» WHAT YOU ARE ASKED TO DO:
Report every line of the entries that contains the word "April".

» RECORD EXTRACTS:
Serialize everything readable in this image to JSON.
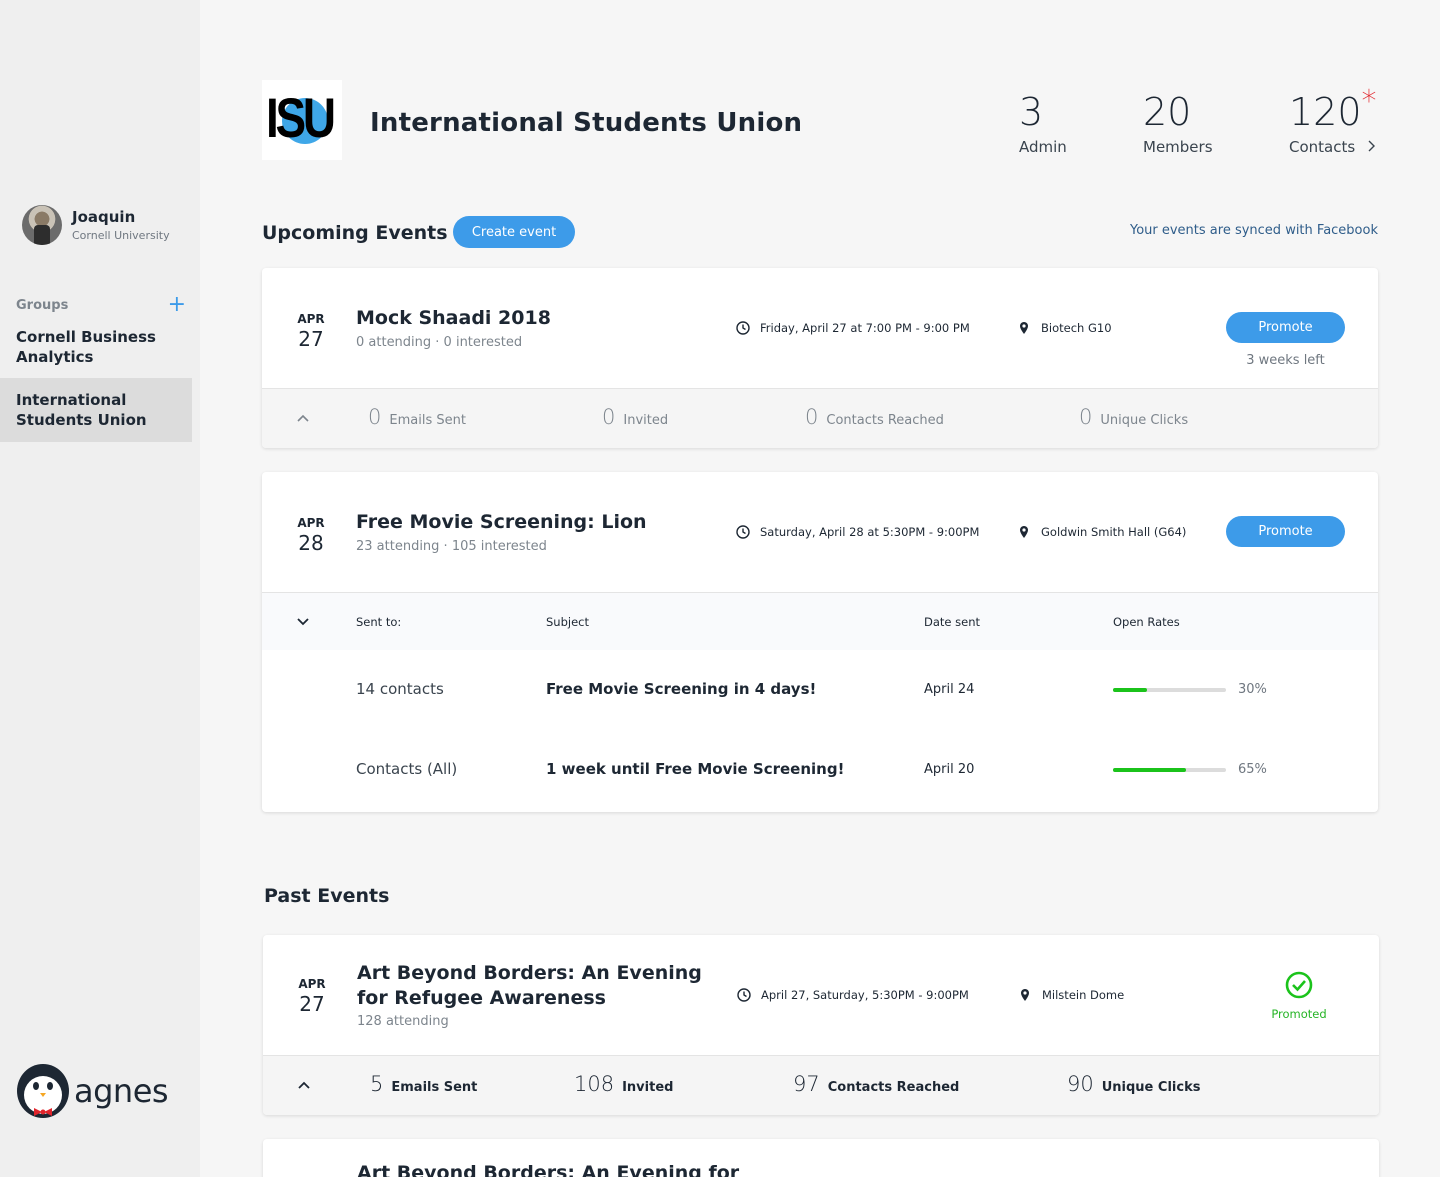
{
  "user": {
    "name": "Joaquin",
    "org": "Cornell University"
  },
  "groups": {
    "label": "Groups",
    "add_icon": "plus-icon",
    "items": [
      "Cornell Business Analytics",
      "International Students Union"
    ]
  },
  "brand": {
    "name": "agnes"
  },
  "org": {
    "logo_text": "ISU",
    "title": "International Students Union",
    "stats": [
      {
        "value": "3",
        "label": "Admin"
      },
      {
        "value": "20",
        "label": "Members"
      },
      {
        "value": "120",
        "label": "Contacts",
        "asterisk": "*"
      }
    ]
  },
  "upcoming": {
    "title": "Upcoming Events",
    "create_label": "Create event",
    "sync_note": "Your events are synced with Facebook",
    "events": [
      {
        "month": "APR",
        "day": "27",
        "title": "Mock Shaadi 2018",
        "sub": "0 attending  ·  0 interested",
        "time": "Friday, April 27 at 7:00 PM - 9:00 PM",
        "location": "Biotech G10",
        "promote_label": "Promote",
        "weeks_left": "3 weeks left",
        "stats": [
          {
            "value": "0",
            "label": "Emails Sent"
          },
          {
            "value": "0",
            "label": "Invited"
          },
          {
            "value": "0",
            "label": "Contacts Reached"
          },
          {
            "value": "0",
            "label": "Unique Clicks"
          }
        ]
      },
      {
        "month": "APR",
        "day": "28",
        "title": "Free Movie Screening: Lion",
        "sub": "23 attending · 105 interested",
        "time": "Saturday, April 28 at 5:30PM - 9:00PM",
        "location": "Goldwin Smith Hall (G64)",
        "promote_label": "Promote",
        "table": {
          "headers": [
            "Sent to:",
            "Subject",
            "Date sent",
            "Open Rates"
          ],
          "rows": [
            {
              "sent_to": "14 contacts",
              "subject": "Free Movie Screening in 4 days!",
              "date": "April 24",
              "rate": 0.3,
              "rate_label": "30%"
            },
            {
              "sent_to": "Contacts (All)",
              "subject": "1 week until Free Movie Screening!",
              "date": "April 20",
              "rate": 0.65,
              "rate_label": "65%"
            }
          ]
        }
      }
    ]
  },
  "past": {
    "title": "Past Events",
    "events": [
      {
        "month": "APR",
        "day": "27",
        "title": "Art Beyond Borders: An Evening for Refugee Awareness",
        "sub": "128 attending",
        "time": "April 27, Saturday, 5:30PM - 9:00PM",
        "location": "Milstein Dome",
        "status": "Promoted",
        "stats": [
          {
            "value": "5",
            "label": "Emails Sent"
          },
          {
            "value": "108",
            "label": "Invited"
          },
          {
            "value": "97",
            "label": "Contacts Reached"
          },
          {
            "value": "90",
            "label": "Unique Clicks"
          }
        ]
      },
      {
        "title": "Art Beyond Borders: An Evening for"
      }
    ]
  },
  "colors": {
    "accent": "#3d9be9",
    "success": "#1bc31b",
    "alert": "#e0252c"
  }
}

» COMPLETED EXERCISE:
        "time": "Friday, April 27 at 7:00 PM - 9:00 PM",
        "time": "Saturday, April 28 at 5:30PM - 9:00PM",
              "date": "April 24",
              "date": "April 20",
        "time": "April 27, Saturday, 5:30PM - 9:00PM",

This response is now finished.